  14. Kuha J (2004) AIC and BIC. Soc Methods Res 33(2):188–229. Scholar
  15. Lüdtke (1996) Methodenprobleme der Lebensstilforschung. Probleme des Vergleichs empirischer Lebensstiltypologien und der Identifikation von Stilpionieren. Scholar
  16. Meyer T (2001) Das Konzept der Lebensstile in der Sozialstrukturforschung—eine kritische Bilanz. Soz Welt 52(3):255–271. Retrieved from
  17. Otte G (2005) Construction and test of an integrative lifestyle-typology for Germany. Z Soz 6:442–467Google Scholar
  18. Poortinga W, Steg L, Vlek C (2004) Values, environmental concern, and environmental behavior. Environ Behav 36(1):70–93. Scholar
  19. Reusswig F (2002) Lebensstile und Naturorientierungen. Gesellschaftliche Naturbilder und Einstellungen zum Naturschutz. In: Rink D (ed) Soziologie und Ökologie, vol Lebensstile und Nachhaltigkeit. Konzepte, Befunde und Potentiale. VS Verlag für Sozialwissenschaften, Wiesbaden, pp 156–180CrossRefGoogle Scholar
  20. Schulze G (2005) Die Erlebnisgesellschaft. Kultursoziologie der Gegenwart. Campus Verlag, Frankfurt am MainGoogle Scholar
  21. Spellerberg A (2001) Peter H. Hartmann: Lebensstilforschung. Darstellung, Kritik und Weiterentwicklung. KZfSS Kölner Z Soz Sozpsychol 53(1):170–171. Scholar
  22. Tabi A (2013) Does pro-environmental behaviour affect carbon emissions? Energy Policy 63:972–981. Scholar
  23. Tomlinson M (2003) Lifestyle and social class. Eur Sociol Rev 19(1):97–111. Scholar
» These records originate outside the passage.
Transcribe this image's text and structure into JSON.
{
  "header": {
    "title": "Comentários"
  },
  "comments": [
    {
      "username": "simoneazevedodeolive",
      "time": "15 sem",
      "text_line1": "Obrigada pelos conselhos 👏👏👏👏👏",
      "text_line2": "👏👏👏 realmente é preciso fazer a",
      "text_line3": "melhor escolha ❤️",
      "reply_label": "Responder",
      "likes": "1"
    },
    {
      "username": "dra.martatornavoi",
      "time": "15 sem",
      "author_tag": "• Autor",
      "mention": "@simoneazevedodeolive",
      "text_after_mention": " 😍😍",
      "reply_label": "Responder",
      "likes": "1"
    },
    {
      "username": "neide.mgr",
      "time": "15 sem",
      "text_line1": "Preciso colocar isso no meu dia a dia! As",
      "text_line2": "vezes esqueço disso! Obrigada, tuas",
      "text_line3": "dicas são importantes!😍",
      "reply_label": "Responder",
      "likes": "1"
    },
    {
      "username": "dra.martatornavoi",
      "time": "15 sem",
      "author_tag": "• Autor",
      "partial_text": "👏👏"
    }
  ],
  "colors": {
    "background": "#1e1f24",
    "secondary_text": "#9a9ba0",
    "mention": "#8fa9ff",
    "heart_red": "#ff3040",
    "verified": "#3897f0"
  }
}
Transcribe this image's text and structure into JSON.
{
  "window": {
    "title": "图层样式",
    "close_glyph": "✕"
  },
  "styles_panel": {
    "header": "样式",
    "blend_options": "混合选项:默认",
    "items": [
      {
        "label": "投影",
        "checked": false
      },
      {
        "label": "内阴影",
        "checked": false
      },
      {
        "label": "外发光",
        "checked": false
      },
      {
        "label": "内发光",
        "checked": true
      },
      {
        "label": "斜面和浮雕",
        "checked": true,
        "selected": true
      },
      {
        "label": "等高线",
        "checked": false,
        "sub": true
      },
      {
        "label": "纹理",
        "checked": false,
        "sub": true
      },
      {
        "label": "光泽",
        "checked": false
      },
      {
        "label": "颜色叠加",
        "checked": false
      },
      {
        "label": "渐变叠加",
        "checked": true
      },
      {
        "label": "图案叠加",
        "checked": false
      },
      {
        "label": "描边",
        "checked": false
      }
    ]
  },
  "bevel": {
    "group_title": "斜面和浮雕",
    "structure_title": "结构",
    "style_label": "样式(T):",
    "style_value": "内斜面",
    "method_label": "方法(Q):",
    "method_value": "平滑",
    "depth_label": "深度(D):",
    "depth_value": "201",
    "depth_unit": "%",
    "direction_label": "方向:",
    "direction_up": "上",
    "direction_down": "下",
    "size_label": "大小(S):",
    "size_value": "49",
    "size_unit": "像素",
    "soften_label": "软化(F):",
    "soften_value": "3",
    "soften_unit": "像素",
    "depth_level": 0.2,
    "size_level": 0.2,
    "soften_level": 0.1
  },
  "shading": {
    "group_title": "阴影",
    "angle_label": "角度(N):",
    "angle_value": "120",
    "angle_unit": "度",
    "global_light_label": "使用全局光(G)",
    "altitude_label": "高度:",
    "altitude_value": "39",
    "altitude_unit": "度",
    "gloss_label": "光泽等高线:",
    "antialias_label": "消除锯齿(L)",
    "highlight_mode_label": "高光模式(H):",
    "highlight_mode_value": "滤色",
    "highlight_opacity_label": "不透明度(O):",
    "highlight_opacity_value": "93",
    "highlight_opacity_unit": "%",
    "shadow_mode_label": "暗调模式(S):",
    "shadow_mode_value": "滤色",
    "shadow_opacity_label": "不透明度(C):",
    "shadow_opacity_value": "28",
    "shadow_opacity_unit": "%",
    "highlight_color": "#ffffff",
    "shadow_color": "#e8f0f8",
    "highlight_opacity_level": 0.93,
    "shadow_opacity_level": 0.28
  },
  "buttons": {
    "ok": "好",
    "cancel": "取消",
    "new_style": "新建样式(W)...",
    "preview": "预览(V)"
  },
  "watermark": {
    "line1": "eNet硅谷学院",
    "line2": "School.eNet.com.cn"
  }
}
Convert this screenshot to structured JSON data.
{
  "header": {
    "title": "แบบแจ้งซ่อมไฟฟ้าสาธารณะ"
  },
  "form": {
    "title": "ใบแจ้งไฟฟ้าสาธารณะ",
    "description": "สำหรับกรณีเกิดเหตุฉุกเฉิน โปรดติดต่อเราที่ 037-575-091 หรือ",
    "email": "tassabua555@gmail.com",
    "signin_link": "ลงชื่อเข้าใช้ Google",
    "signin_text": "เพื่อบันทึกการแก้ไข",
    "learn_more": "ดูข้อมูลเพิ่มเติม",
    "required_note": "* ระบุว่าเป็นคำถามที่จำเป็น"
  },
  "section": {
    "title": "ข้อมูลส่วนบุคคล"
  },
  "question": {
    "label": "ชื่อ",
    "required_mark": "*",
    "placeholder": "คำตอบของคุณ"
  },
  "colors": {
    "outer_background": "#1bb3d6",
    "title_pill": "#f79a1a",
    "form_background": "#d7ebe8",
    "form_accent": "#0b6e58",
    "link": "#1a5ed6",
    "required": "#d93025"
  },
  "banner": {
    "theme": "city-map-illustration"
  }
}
Online Sources

  1. European Commission, 2050 low-carbon economy, viewed 28 Sept 2017,
  2. OECD-modified Income Scale, viewed 14 Sept 2017,
  3. UNFCCC (2017) The Paris agreement, viewed 28 Sept 2017.

Copyright information

© Springer Nature Switzerland AG 2019

Authors and Affiliations

  • Stephan Schwarzinger
    • 1
    Email author
  • David Neil Bird
    • 1
  • Markus Hadler
    • 2
  1. 1.Centre for Climate, Energy and Society, Joanneum Research Forschungsgesellschaft mbHGrazAustria
  2. 2.Department of SociologyUniversity of GrazGrazAustria

Personalised recommendations